§ **WHAT IS REQUIRED**
Please find the lines in the following records that hold "true", and copy them.

§ **GIVEN DATA**
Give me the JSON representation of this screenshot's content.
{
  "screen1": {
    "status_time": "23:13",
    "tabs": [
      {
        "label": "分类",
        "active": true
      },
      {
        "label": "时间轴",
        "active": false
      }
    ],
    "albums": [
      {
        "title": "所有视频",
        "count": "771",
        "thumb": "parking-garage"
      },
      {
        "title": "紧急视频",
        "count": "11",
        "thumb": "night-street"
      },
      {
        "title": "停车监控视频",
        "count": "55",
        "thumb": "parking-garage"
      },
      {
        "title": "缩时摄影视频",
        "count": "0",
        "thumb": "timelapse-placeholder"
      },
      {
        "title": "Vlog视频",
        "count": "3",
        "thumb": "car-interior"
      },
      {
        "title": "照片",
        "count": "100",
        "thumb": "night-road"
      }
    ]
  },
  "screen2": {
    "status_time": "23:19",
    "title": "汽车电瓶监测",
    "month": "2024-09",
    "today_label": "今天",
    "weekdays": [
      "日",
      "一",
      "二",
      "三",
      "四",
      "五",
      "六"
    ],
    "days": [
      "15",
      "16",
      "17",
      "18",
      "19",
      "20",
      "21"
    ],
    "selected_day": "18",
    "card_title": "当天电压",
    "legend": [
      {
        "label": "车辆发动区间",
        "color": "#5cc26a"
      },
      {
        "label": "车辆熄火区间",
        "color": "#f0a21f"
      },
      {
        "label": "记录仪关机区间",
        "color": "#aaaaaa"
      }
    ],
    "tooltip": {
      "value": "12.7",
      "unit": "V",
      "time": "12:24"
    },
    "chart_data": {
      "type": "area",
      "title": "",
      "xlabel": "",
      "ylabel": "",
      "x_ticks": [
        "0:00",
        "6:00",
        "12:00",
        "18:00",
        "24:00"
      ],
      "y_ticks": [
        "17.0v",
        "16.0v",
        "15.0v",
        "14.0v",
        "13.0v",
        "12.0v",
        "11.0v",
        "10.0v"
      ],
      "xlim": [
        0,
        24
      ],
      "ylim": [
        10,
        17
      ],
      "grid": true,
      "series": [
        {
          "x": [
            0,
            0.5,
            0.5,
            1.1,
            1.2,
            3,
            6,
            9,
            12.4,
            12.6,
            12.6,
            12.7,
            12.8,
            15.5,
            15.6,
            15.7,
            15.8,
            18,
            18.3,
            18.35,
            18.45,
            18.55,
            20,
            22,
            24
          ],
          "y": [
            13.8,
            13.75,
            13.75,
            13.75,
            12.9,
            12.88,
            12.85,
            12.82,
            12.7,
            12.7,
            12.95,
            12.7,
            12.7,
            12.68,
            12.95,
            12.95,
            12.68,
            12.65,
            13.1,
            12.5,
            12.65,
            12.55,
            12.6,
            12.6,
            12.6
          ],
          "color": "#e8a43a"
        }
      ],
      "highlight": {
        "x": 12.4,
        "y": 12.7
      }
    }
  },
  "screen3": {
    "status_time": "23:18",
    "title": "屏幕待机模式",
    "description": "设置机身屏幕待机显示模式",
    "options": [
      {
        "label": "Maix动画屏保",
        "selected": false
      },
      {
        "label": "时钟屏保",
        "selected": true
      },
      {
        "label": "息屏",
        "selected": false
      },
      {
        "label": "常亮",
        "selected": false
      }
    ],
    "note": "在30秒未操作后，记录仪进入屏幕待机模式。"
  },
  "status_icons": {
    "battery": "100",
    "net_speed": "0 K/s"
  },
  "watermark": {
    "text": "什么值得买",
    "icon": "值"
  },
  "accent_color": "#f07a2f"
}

§ **RESULT FOR THIS TASK**
        "active": true
      "grid": true,
        "selected": true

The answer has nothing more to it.